  1. Shanafelt TD, Noseworthy JH: Executive leadership and physician well-being: nine organizational strategies to promote engagement and reduce burnout. Mayo Clin Proc. 2017, 92:129–146. 10.1016/j.mayocp.2016.10.004
  2. Adler HM: The sociophysiology of caring in the doctor-patient relationship. J Gen Intern Med. 2002, 17:883–890. 10.1046/j.1525-1497.2002.10640.x
  3. Reblin M, Uchino BN: Social and emotional support and its implication for health. Curr Opin Psychiatry. 2008, 21:201–205. 10.1097/YCO.0b013e3282f3ad89
  4. Horowitz CR, Suchman AL, Branch WT, Jr., et al.: What do doctors find meaningful about their work?. Ann Intern Med. 2003, 138:772–775. 10.7326/0003-4819-138-9-200305060-00028
  5. Stacey D, Legare F, Lewis K, et al.: Decision aids for people facing health treatment or screening decisions. Cochrane Database Syst Rev. 2017, 4:CD001431. 10.1002/14651858.CD001431.pub5

Editorial
peer-reviewed

Can Shared Decision Making Improve Physician Well-Being and Reduce Burnout?


Author Information

Claudia C. Dobler Corresponding Author

Knowledge and Evaluation Research Unit, Mayo Clinic, Rochester, Minnesota

Colin P. West

Division of General Internal Medicine and Division of Biomedical Statistics and Informatics, Mayo Clinic, Rochester, Minnesota

Victor M. Montori

Knowledge and Evaluation Research Unit, Mayo Clinic, Rochester, Minnesota


Ethics Statement and Conflict of Interest Disclosures

Conflicts of interest: In compliance with the ICMJE uniform disclosure form, all authors declare the following: Payment/services info: All authors have declared that no financial support was received from any organization for the submitted work. Financial relationships: All authors have declared that they have no financial relationships at present or within the previous three years with any organizations that might have an interest in the submitted work. Other relationships: All authors have declared that there are no other relationships or activities that could appear to have influenced the submitted work.

Acknowledgements

CCD was supported by an Australian National Health and Medical Research Council (NHMRC) fellowship (APP1123733). The funder of the fellowship had no role in writing the article.

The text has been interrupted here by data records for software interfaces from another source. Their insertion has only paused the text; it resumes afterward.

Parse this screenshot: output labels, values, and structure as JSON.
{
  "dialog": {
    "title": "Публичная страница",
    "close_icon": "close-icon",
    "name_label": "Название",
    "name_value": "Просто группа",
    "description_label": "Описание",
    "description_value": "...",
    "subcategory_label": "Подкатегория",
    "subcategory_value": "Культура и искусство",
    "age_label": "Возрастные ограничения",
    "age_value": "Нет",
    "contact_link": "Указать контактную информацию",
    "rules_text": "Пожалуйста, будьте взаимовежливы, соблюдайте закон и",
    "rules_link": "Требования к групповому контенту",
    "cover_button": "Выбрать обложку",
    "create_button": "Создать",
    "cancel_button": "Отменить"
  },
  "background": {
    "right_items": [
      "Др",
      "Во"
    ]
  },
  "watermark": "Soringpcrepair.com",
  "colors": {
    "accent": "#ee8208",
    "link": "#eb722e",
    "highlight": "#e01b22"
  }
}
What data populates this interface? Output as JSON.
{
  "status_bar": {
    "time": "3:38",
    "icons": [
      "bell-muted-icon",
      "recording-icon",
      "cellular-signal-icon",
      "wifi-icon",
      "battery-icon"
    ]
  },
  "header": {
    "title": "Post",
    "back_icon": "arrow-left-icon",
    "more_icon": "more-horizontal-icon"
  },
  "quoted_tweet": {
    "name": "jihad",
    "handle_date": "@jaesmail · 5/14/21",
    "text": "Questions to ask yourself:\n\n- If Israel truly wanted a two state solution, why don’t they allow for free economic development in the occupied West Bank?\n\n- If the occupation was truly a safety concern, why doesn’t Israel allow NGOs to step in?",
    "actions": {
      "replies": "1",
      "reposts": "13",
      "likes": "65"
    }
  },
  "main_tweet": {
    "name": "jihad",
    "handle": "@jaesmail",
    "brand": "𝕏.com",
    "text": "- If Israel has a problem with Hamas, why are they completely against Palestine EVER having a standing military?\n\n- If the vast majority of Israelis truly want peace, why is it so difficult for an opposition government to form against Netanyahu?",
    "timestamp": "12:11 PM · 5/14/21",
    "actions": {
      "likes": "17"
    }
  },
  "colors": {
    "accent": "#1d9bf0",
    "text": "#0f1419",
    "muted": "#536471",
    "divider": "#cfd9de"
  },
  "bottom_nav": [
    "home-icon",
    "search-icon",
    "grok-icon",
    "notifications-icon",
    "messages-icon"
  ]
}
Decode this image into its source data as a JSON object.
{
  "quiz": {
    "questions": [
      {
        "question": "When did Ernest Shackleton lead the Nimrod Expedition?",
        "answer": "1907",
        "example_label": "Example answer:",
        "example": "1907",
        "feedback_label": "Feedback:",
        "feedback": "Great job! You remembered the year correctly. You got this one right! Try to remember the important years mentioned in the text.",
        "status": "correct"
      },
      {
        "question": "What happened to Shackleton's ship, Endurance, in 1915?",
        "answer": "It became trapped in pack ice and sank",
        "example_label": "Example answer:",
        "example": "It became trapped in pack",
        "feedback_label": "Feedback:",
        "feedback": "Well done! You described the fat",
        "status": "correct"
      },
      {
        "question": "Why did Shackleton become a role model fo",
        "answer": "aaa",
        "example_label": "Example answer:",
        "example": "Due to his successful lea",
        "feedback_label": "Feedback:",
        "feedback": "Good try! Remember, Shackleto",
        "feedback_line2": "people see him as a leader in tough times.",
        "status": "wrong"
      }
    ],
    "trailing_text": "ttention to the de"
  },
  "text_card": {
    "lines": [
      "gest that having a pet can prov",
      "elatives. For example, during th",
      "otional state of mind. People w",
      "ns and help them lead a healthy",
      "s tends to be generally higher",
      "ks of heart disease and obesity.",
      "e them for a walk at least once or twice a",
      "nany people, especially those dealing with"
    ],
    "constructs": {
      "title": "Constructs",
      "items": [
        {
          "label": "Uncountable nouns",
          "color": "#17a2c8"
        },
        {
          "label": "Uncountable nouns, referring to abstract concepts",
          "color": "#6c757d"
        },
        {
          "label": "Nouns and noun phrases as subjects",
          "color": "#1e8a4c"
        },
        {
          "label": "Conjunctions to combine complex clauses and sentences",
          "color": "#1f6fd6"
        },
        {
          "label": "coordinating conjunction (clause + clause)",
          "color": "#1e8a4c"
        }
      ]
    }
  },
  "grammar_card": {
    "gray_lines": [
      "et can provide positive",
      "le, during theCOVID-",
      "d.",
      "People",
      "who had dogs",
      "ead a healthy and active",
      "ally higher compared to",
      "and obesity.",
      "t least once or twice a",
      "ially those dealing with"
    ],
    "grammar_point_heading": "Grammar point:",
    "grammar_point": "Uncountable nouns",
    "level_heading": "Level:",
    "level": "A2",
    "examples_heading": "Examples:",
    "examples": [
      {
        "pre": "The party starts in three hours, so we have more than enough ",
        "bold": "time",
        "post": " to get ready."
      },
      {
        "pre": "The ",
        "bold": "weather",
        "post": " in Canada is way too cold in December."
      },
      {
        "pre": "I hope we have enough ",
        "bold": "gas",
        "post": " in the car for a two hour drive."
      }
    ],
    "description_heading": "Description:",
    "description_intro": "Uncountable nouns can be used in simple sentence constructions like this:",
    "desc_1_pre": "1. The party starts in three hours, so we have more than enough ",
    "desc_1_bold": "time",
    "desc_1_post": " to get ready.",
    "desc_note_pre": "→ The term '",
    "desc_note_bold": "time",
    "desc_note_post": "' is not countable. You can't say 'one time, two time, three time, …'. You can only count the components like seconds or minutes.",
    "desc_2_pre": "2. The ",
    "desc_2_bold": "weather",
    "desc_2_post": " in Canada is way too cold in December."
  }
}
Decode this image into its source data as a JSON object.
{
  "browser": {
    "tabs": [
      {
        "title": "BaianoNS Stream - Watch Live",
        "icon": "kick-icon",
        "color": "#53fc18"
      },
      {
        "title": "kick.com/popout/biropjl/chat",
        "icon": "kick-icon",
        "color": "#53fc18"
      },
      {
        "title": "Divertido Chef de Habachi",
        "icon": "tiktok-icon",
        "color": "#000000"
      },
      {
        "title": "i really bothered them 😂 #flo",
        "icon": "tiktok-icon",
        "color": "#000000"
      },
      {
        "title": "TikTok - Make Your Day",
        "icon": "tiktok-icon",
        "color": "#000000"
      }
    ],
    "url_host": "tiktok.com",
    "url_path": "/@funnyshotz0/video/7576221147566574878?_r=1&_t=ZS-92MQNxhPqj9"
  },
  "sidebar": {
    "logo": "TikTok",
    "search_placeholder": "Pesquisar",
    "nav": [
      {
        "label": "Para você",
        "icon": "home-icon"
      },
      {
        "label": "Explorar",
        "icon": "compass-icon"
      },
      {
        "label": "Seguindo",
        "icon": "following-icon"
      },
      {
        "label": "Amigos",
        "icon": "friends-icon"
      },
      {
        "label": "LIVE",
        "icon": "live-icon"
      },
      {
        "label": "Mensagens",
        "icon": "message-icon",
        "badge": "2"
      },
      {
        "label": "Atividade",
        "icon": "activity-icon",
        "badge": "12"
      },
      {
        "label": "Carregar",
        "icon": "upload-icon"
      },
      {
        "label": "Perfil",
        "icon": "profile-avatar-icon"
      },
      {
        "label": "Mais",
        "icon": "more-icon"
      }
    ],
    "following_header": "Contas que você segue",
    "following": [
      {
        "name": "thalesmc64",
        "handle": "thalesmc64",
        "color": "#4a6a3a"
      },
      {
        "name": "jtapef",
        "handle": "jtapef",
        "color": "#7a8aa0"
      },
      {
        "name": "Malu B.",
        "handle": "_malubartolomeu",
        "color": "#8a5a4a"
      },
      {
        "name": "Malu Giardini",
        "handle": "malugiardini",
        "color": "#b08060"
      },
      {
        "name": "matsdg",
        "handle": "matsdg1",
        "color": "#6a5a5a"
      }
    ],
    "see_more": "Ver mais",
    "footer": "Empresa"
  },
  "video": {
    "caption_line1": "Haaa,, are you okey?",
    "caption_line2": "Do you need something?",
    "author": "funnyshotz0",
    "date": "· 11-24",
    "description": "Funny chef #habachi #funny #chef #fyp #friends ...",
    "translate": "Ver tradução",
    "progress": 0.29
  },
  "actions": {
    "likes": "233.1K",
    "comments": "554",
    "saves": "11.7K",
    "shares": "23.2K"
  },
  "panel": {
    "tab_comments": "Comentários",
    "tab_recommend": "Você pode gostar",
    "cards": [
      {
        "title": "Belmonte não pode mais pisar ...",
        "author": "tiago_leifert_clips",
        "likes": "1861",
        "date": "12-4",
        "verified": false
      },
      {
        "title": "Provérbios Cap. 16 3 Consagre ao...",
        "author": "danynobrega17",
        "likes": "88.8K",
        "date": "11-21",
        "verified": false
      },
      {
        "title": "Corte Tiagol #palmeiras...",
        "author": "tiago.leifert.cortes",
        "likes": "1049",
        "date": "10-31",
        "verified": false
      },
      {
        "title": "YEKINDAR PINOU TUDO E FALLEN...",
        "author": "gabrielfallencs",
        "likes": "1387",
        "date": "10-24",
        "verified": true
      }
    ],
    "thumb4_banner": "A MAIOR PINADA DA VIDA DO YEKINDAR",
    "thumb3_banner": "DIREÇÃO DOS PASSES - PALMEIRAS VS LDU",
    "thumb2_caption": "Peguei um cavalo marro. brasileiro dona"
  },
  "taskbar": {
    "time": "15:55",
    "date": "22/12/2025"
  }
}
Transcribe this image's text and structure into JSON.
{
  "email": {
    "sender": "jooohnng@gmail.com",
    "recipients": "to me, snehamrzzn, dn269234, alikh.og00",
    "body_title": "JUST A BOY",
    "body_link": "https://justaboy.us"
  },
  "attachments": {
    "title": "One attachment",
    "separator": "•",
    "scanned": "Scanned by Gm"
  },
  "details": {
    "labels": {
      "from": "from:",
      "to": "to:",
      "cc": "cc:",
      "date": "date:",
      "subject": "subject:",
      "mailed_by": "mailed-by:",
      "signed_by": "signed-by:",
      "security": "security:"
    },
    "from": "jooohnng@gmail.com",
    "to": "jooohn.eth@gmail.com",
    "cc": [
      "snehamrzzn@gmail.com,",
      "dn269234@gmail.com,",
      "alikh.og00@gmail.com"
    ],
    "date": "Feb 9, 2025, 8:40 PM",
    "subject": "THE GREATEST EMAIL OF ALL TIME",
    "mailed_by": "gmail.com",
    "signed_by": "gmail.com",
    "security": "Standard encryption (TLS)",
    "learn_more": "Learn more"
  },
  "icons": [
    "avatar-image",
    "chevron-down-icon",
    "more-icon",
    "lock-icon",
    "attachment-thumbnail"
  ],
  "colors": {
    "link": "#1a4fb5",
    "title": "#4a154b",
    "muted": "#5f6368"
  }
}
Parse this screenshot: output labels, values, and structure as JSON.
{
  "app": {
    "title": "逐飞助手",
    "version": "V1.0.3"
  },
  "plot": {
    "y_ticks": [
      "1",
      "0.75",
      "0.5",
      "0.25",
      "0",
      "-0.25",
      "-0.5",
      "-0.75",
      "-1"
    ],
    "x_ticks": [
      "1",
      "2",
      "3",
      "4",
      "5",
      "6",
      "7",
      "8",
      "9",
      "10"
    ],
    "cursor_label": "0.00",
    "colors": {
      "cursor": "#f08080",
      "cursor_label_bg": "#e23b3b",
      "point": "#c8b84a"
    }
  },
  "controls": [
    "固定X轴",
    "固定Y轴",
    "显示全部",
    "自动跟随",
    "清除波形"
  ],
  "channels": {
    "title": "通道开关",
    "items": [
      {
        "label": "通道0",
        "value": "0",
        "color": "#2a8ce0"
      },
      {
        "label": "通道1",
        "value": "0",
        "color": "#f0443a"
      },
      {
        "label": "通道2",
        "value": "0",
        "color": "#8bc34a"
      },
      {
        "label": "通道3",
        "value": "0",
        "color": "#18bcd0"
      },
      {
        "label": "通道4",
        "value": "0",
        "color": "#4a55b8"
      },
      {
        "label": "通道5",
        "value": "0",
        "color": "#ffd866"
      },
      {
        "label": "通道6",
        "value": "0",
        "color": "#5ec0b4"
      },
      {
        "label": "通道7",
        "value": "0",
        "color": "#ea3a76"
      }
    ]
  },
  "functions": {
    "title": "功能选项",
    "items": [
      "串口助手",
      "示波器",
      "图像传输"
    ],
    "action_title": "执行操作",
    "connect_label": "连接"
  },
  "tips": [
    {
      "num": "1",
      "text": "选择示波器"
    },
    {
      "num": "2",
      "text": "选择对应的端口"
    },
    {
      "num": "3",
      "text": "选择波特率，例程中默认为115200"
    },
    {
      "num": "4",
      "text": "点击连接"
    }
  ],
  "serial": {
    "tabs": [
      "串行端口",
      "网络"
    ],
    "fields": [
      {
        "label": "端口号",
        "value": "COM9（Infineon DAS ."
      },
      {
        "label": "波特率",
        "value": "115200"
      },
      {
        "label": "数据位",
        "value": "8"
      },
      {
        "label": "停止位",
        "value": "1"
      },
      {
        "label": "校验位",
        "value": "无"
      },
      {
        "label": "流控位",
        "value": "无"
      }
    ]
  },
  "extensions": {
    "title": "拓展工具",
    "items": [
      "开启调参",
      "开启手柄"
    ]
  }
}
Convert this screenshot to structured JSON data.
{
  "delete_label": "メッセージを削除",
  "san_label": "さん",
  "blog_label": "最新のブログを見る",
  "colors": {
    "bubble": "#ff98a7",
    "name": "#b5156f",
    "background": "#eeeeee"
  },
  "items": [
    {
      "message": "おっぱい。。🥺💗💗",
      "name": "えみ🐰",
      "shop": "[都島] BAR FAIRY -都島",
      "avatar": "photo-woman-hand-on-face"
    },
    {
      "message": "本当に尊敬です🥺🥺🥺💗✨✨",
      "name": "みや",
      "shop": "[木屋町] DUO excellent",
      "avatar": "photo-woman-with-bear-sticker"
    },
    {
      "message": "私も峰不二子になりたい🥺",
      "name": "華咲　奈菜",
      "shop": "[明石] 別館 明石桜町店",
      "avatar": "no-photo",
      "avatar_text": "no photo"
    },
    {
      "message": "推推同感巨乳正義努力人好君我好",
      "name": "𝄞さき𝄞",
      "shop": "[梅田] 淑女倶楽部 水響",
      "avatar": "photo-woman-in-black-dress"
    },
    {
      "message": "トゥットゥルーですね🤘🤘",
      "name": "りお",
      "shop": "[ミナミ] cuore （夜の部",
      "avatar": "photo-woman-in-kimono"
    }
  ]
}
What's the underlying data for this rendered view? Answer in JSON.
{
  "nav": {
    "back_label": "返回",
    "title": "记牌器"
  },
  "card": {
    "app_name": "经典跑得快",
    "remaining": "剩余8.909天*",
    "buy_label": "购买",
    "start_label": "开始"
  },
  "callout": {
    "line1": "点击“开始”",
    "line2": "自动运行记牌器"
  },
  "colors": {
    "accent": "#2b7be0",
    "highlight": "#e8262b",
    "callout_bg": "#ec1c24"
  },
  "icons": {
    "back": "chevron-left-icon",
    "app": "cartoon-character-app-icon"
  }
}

SIQ
6.7
RATED BY 3 READERS
CONTRIBUTE RATING

Scholarly Impact Quotient™ (SIQ™) is our unique post-publication peer review rating process. Learn more here.